On Friday, the U.S. Court of Appeals for the D.C. Circuit released an unredacted version of its ruling in the case of Doe v. Mattis. The redacted version was released on May 9, 2018 and is available here. The unredacted opinion, which was released pursuant to a motion from New York Times reporter Charlie Savage, is available here and below.
Latest in Doe v. Mattis
His name, it turns out, is Abdulrahman Ahmad Alsheikh.
A joint status report is expected Monday in Doe v. Mattis, in which the United States and the ACLU are locked in legal battle over the fate of an unnamed U.S.-Saudi dual citizen whom the U.S. alleges to be an enemy combatant captured in Syria. The case presents lots of interesting legal issues, many of which Bobby Chesney and Steve Vladeck have covered with their usual insight and attention to detail (available here).
The Kurdish-led Syrian Democratic Forces captured an American-Saudi dual citizen last September suspected to be a member of the Islamic State. Because of his citizenship, he was quickly transferred to Defense Department custody and is being held in Iraq. After nine months of detention and litigation over this U.S.
We’re back after a one-week layoff! No SCOTUS announcement yet, alas, but we do have this to offer:
1. Doe v. Mattis and the upcoming hearing on the government’s plan to release Doe in Syria
2. The military commissions and the retirement of Judge Spath
3. Over in the civilian court system, Uzair Paracha, convicted back in 2005, just won a motion for a new trial based on newly-discovered evidence (involving CSRT and other statements from GTMO detainees)
The government has filed a notice with the U.S. District Court for the District of Columbia in Doe v. Mattis, informing the court that phone calls between Doe and his attorneys were inadvertently recorded by the Defense Department. The department writes that the one Pentagon employee who heard the phone calls has not discussed the contents with anyone and has been instructed not to do so. The contents of the calls have been downloaded to a CD, which will be shared with the ACLU and subsequently destroyed.
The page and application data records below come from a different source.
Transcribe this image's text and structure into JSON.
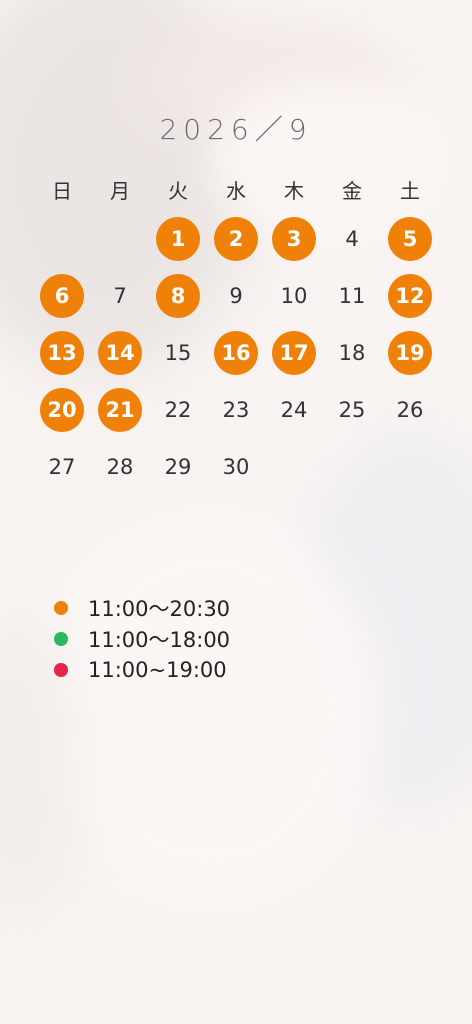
{
  "title": "2026／9",
  "weekdays": [
    "日",
    "月",
    "火",
    "水",
    "木",
    "金",
    "土"
  ],
  "accent_color": "#ef8008",
  "days": [
    {
      "n": "",
      "on": false
    },
    {
      "n": "",
      "on": false
    },
    {
      "n": "1",
      "on": true
    },
    {
      "n": "2",
      "on": true
    },
    {
      "n": "3",
      "on": true
    },
    {
      "n": "4",
      "on": false
    },
    {
      "n": "5",
      "on": true
    },
    {
      "n": "6",
      "on": true
    },
    {
      "n": "7",
      "on": false
    },
    {
      "n": "8",
      "on": true
    },
    {
      "n": "9",
      "on": false
    },
    {
      "n": "10",
      "on": false
    },
    {
      "n": "11",
      "on": false
    },
    {
      "n": "12",
      "on": true
    },
    {
      "n": "13",
      "on": true
    },
    {
      "n": "14",
      "on": true
    },
    {
      "n": "15",
      "on": false
    },
    {
      "n": "16",
      "on": true
    },
    {
      "n": "17",
      "on": true
    },
    {
      "n": "18",
      "on": false
    },
    {
      "n": "19",
      "on": true
    },
    {
      "n": "20",
      "on": true
    },
    {
      "n": "21",
      "on": true
    },
    {
      "n": "22",
      "on": false
    },
    {
      "n": "23",
      "on": false
    },
    {
      "n": "24",
      "on": false
    },
    {
      "n": "25",
      "on": false
    },
    {
      "n": "26",
      "on": false
    },
    {
      "n": "27",
      "on": false
    },
    {
      "n": "28",
      "on": false
    },
    {
      "n": "29",
      "on": false
    },
    {
      "n": "30",
      "on": false
    }
  ],
  "legend": [
    {
      "label": "11:00～20:30",
      "color": "#ef8008"
    },
    {
      "label": "11:00～18:00",
      "color": "#2bb860"
    },
    {
      "label": "11:00~19:00",
      "color": "#e8234a"
    }
  ]
}
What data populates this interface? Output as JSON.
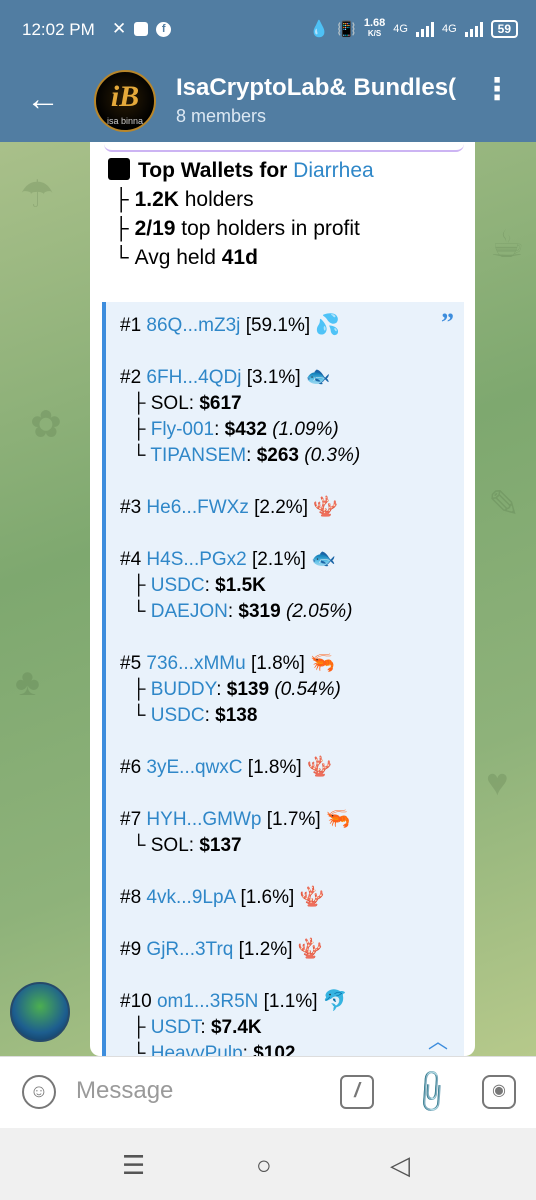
{
  "status_bar": {
    "time": "12:02 PM",
    "speed_value": "1.68",
    "speed_unit": "K/S",
    "net1": "4G",
    "net2": "4G",
    "battery": "59"
  },
  "header": {
    "title": "IsaCryptoLab& Bundles(",
    "members": "8 members",
    "avatar_text": "iB",
    "avatar_sub": "isa binna"
  },
  "message": {
    "summary": {
      "title_prefix": "Top Wallets for ",
      "token": "Diarrhea",
      "holders_value": "1.2K",
      "holders_label": " holders",
      "profit_value": "2/19",
      "profit_label": " top holders in profit",
      "avg_label": "Avg held ",
      "avg_value": "41d"
    },
    "wallets": [
      {
        "rank": "#1",
        "addr": "86Q...mZ3j",
        "pct": "[59.1%]",
        "emoji": "💦",
        "holdings": []
      },
      {
        "rank": "#2",
        "addr": "6FH...4QDj",
        "pct": "[3.1%]",
        "emoji": "🐟",
        "holdings": [
          {
            "branch": "├",
            "token": "SOL",
            "link": false,
            "value": "$617",
            "pct": ""
          },
          {
            "branch": "├",
            "token": "Fly-001",
            "link": true,
            "value": "$432",
            "pct": "(1.09%)"
          },
          {
            "branch": "└",
            "token": "TIPANSEM",
            "link": true,
            "value": "$263",
            "pct": "(0.3%)"
          }
        ]
      },
      {
        "rank": "#3",
        "addr": "He6...FWXz",
        "pct": "[2.2%]",
        "emoji": "🪸",
        "holdings": []
      },
      {
        "rank": "#4",
        "addr": "H4S...PGx2",
        "pct": "[2.1%]",
        "emoji": "🐟",
        "holdings": [
          {
            "branch": "├",
            "token": "USDC",
            "link": true,
            "value": "$1.5K",
            "pct": ""
          },
          {
            "branch": "└",
            "token": "DAEJON",
            "link": true,
            "value": "$319",
            "pct": "(2.05%)"
          }
        ]
      },
      {
        "rank": "#5",
        "addr": "736...xMMu",
        "pct": "[1.8%]",
        "emoji": "🦐",
        "holdings": [
          {
            "branch": "├",
            "token": "BUDDY",
            "link": true,
            "value": "$139",
            "pct": "(0.54%)"
          },
          {
            "branch": "└",
            "token": "USDC",
            "link": true,
            "value": "$138",
            "pct": ""
          }
        ]
      },
      {
        "rank": "#6",
        "addr": "3yE...qwxC",
        "pct": "[1.8%]",
        "emoji": "🪸",
        "holdings": []
      },
      {
        "rank": "#7",
        "addr": "HYH...GMWp",
        "pct": "[1.7%]",
        "emoji": "🦐",
        "holdings": [
          {
            "branch": "└",
            "token": "SOL",
            "link": false,
            "value": "$137",
            "pct": ""
          }
        ]
      },
      {
        "rank": "#8",
        "addr": "4vk...9LpA",
        "pct": "[1.6%]",
        "emoji": "🪸",
        "holdings": []
      },
      {
        "rank": "#9",
        "addr": "GjR...3Trq",
        "pct": "[1.2%]",
        "emoji": "🪸",
        "holdings": []
      },
      {
        "rank": "#10",
        "addr": "om1...3R5N",
        "pct": "[1.1%]",
        "emoji": "🐬",
        "holdings": [
          {
            "branch": "├",
            "token": "USDT",
            "link": true,
            "value": "$7.4K",
            "pct": ""
          },
          {
            "branch": "└",
            "token": "HeavyPulp",
            "link": true,
            "value": "$102",
            "pct": ""
          }
        ]
      }
    ]
  },
  "composer": {
    "placeholder": "Message"
  },
  "colors": {
    "header_bg": "#517da2",
    "link": "#2f87c8",
    "quote_bar": "#3d8ddd",
    "quote_bg": "#e9f2fb"
  }
}
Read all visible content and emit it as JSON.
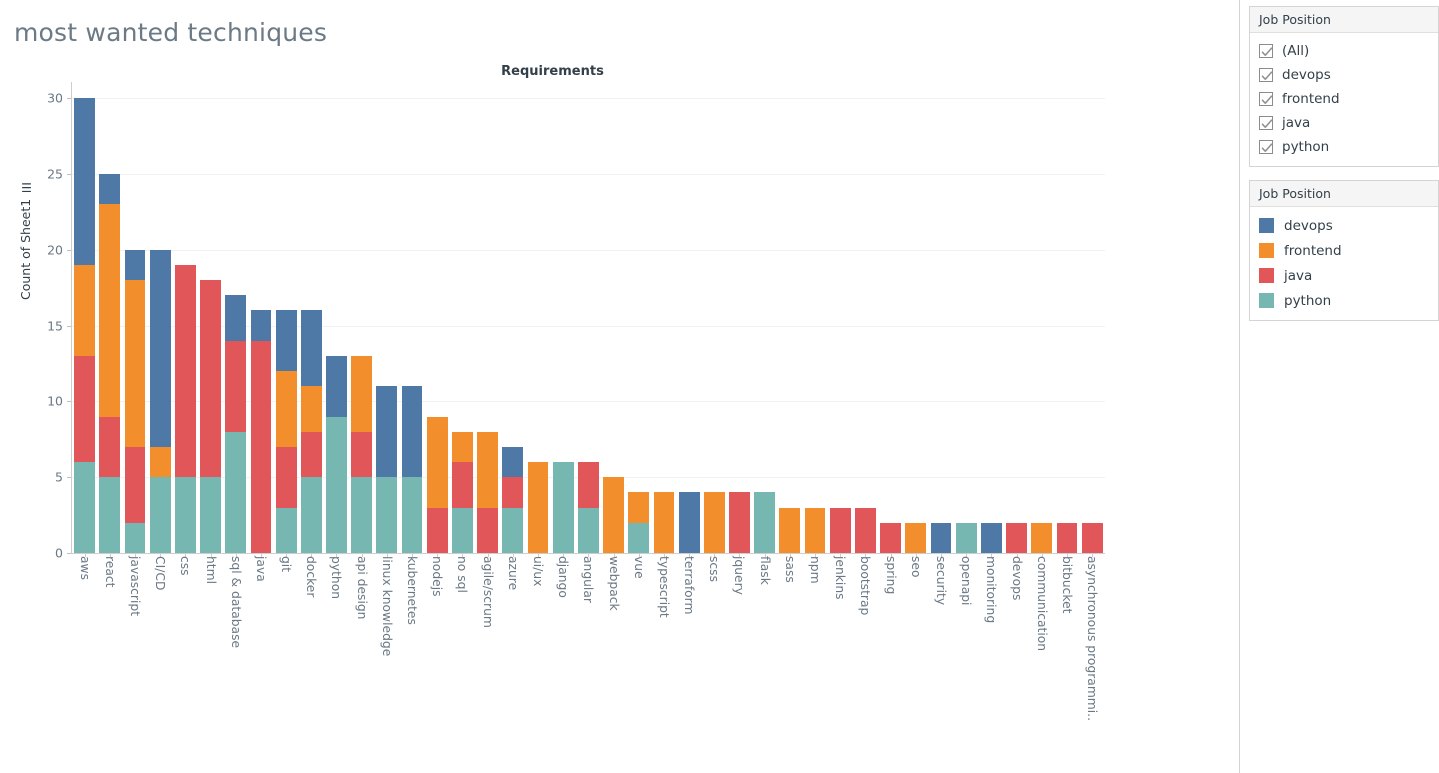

The filing is available in full below.
What to make of the court's split decision.
The U.S. Court of Appeals for the D.C. Circuit has released its opinion affirming the lower court's injunction on the U.S. military's planned transfer of John Doe, a U.S. citizen held in military custody in Iraq. The court ruled on Monday, but the opinion was previously under seal.
On Monday, we learned that a divided panel of the U.S. Court of Appeals for the D.C. Circuit has sided with the ACLU on the question whether the U.S. government can involuntarily transfer John Doe, a dual U.S.-Saudi citizen whom U.S. forces have held as an enemy combatant in Iraq since last September.
There was a strange sense of deja vu this morning at the E. Barrett Prettyman Federal Courthouse. Three weeks after the U.S. Court of Appeals for the D.C. Circuit heard oral arguments over a preliminary injunction in Doe v. Mattis, the same panel returned to hear a second round of arguments over another preliminary injunction in the same case. And no, we still haven’t reached the merits; Doe continues to litigate his underlying habeas claim in district court.